Absolutely true. One of things compared to U.S which is better here. Especially when you have family,
you feel it. This is very high in Scandinavia.

5. How ceremonial or casual are the meetings and conferences at workplace ?

It really depends on the kind of forum. Usually, it is very open. If you are a part of the meeting group,
you are expected to speak. When your Chief is speaking, you can even counter him. You are most
welcome to add something.

HR Practices

6. What kinds of rewards and recognition is given at your workplace? Is it any different from the
global and Indian standards in your opinion?

Recognition happens in terms of quarterly increments (not a standard increment based on value
addition by your product). There are perks attached to it. Something not additional you know you will
get the reward when you have done something. In Denmark, we have not had someone asking for a
promotion. It is very meritorious in India.

7. Can you also specify about any peculiar Performance Appraisal systems at the workplace? Once
again, is the system different from the year-end ratings we usually follow at Indian companies?

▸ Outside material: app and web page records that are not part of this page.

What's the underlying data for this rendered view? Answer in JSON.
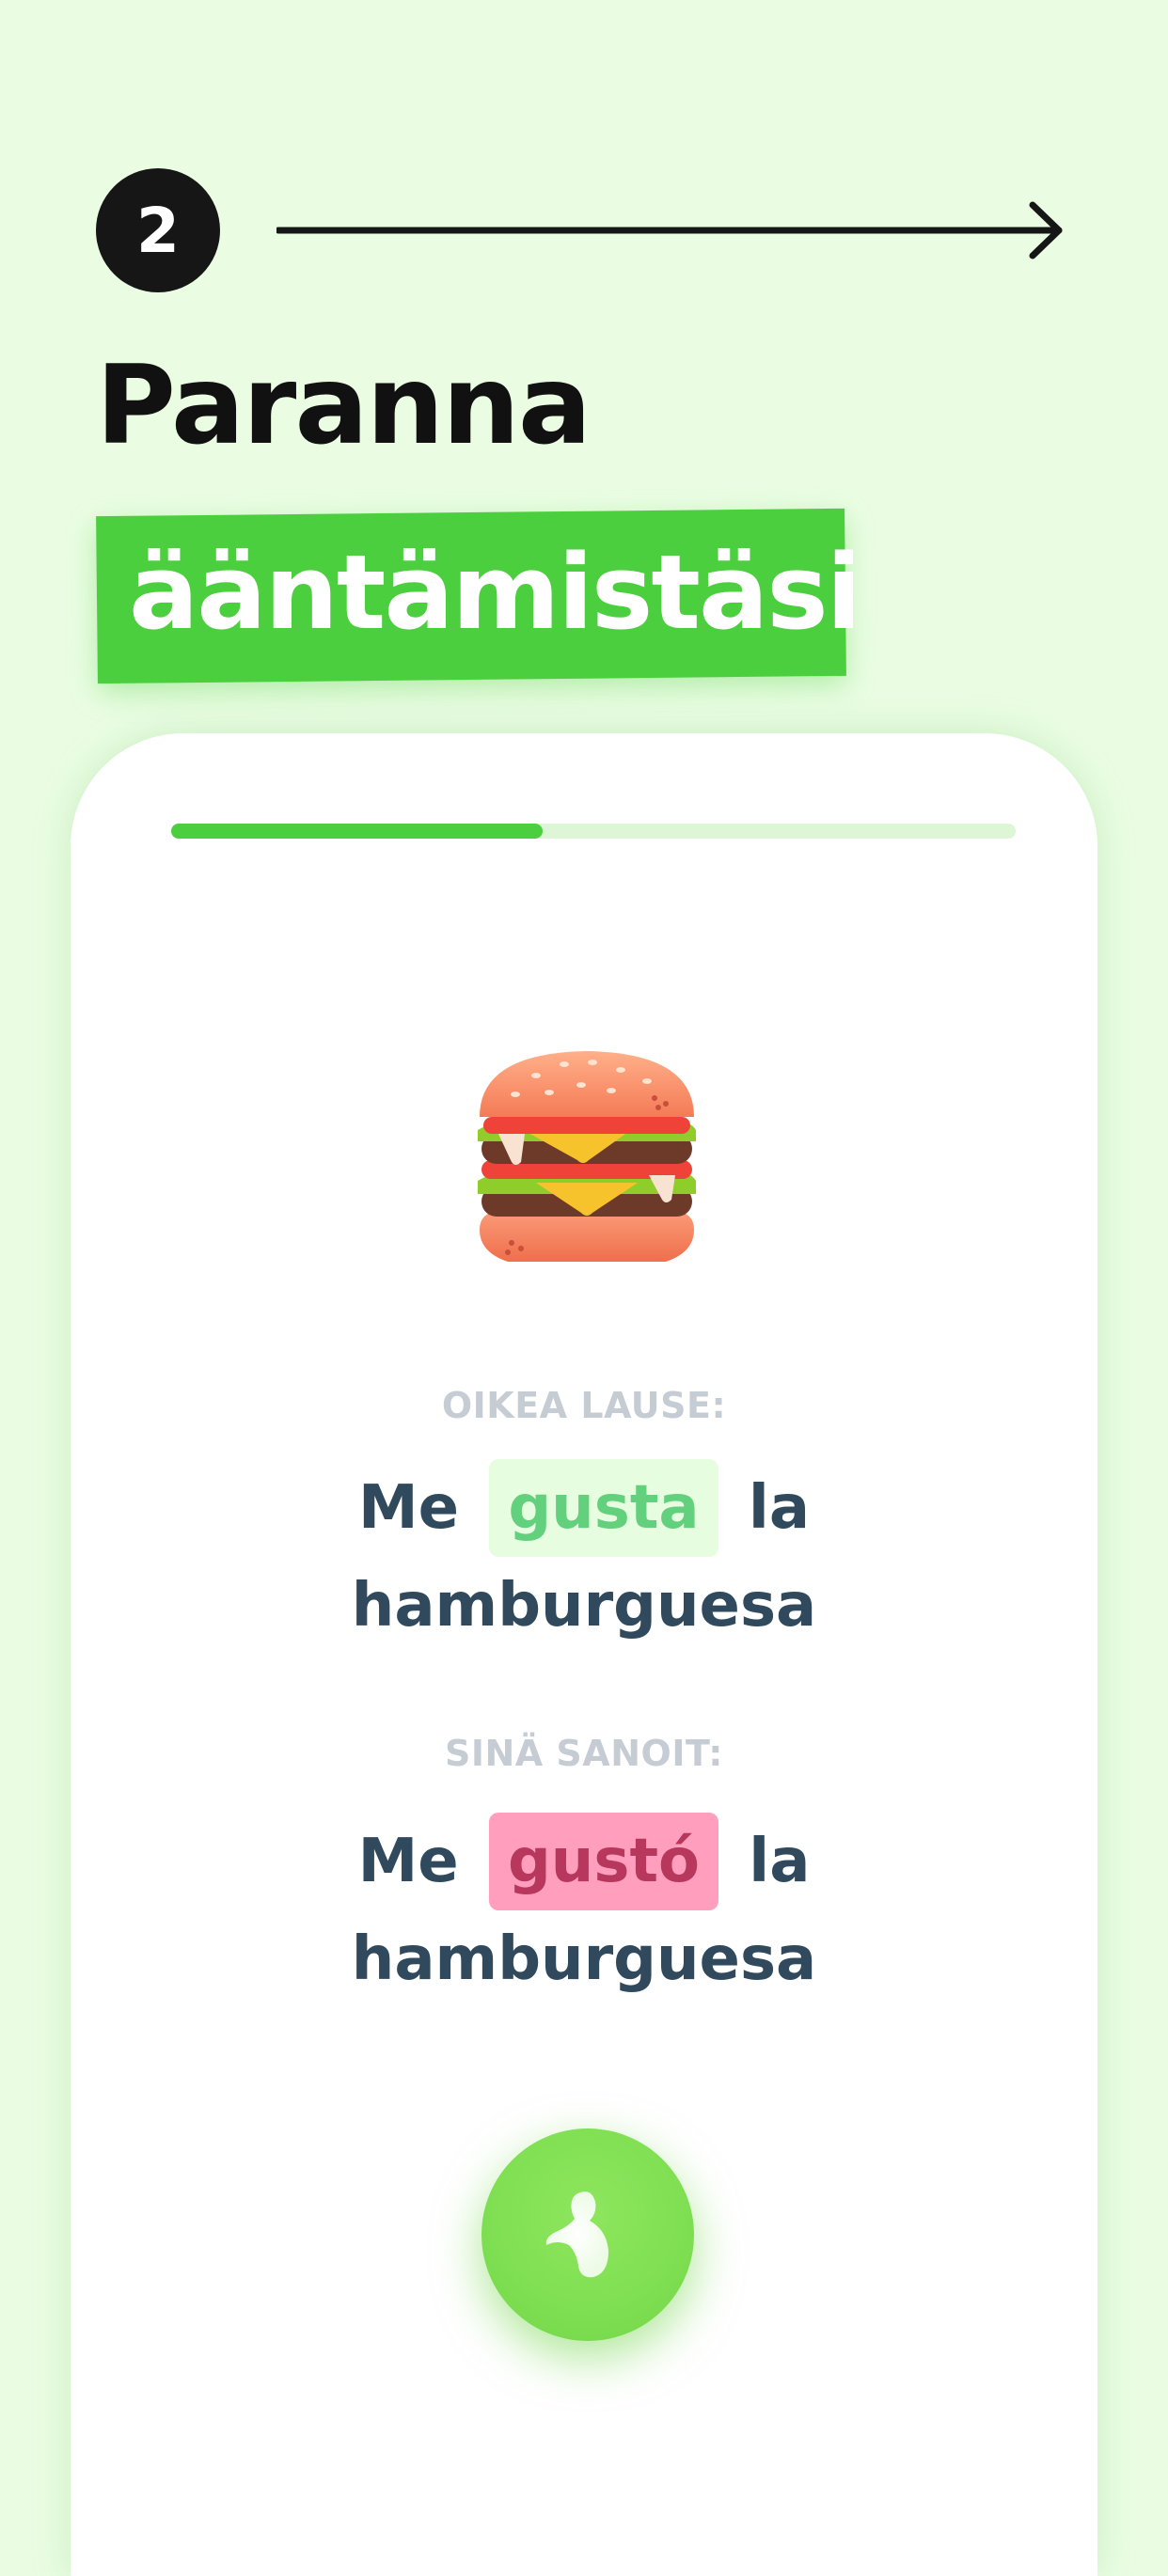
{
  "step": {
    "number": "2"
  },
  "headline": {
    "line1": "Paranna",
    "line2": "ääntämistäsi"
  },
  "lesson": {
    "progress": 0.44,
    "image": "burger-emoji",
    "correct_label": "OIKEA LAUSE:",
    "correct_sentence": {
      "before": "Me",
      "highlight": "gusta",
      "after_inline": "la",
      "line2": "hamburguesa"
    },
    "said_label": "SINÄ SANOIT:",
    "said_sentence": {
      "before": "Me",
      "highlight": "gustó",
      "after_inline": "la",
      "line2": "hamburguesa"
    },
    "mic_icon": "microphone-icon"
  },
  "colors": {
    "background": "#eafde3",
    "accent_green": "#4ccf3f",
    "text_dark": "#30495d",
    "correct_green": "#62d07d",
    "wrong_red": "#b7375d",
    "wrong_bg": "#ff9fbd"
  }
}
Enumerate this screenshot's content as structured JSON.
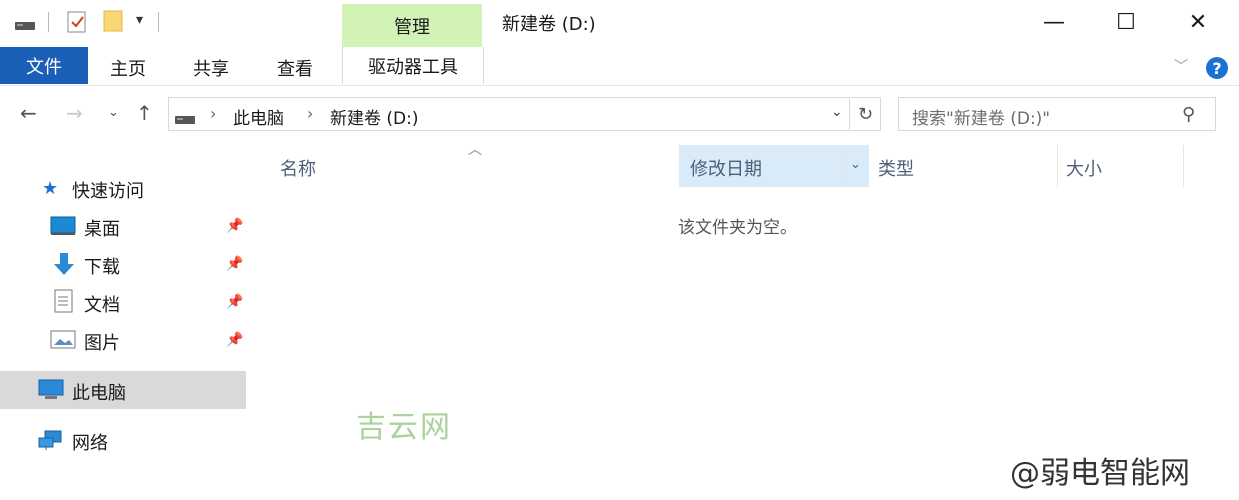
{
  "titlebar": {
    "context_tab": "管理",
    "window_title": "新建卷 (D:)",
    "minimize": "—",
    "maximize": "☐",
    "close": "✕"
  },
  "ribbon": {
    "tabs": [
      "文件",
      "主页",
      "共享",
      "查看"
    ],
    "drive_tools": "驱动器工具",
    "help": "?"
  },
  "address": {
    "segments": [
      "此电脑",
      "新建卷 (D:)"
    ],
    "search_placeholder": "搜索\"新建卷 (D:)\""
  },
  "nav": {
    "quick_access": "快速访问",
    "items": [
      "桌面",
      "下载",
      "文档",
      "图片"
    ],
    "this_pc": "此电脑",
    "network": "网络"
  },
  "columns": [
    "名称",
    "修改日期",
    "类型",
    "大小"
  ],
  "empty_message": "该文件夹为空。",
  "watermarks": [
    "吉云网",
    "@弱电智能网"
  ],
  "colors": {
    "accent": "#1a5fb8",
    "context_tab": "#d3f2b6",
    "selected": "#d9d9d9",
    "sorted_column": "#d9ebf9"
  }
}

There is no rating system comparable to Indian companies in Denmark. They actually have a different
system called Personal Learning and Development – it is discussion that happens every quarter with
my boss. Remuneration doesn’t differ much between employees. There is a finance union. Yearly
increment happens upto a certain percentage according to pre-agreed discussion with the union. It is
not super competitive at work. Nowadays, this is changing.

8. We hear that Curriculum Vitae (CV) of a Dane has a bit of an understatement when compared to
CVs of people from other countries. Is that true ?

CVs have definitely modest statements. They understate achievements in CV. Also, there are legal
issue if you write overstatements. The Jante Law is actually a reality in Scandinavia.

9. In case of technical or leadership trainings provided at the workplace, are they classroom-
oriented or practical ?

Class-room and very practical too. Few trainings taken by him. Workshop + practical. Great focus on
practical.

10. What is the worst part of adjusting to Denmark ?

The worst part in Denmark is the language. They have unpronounceable words although they are
written in English.

11. Does the Hygge culture actually exist in Denmark ?

They do follow a Hygge culture. They embrace their yesteryears as much as they embrace modernity.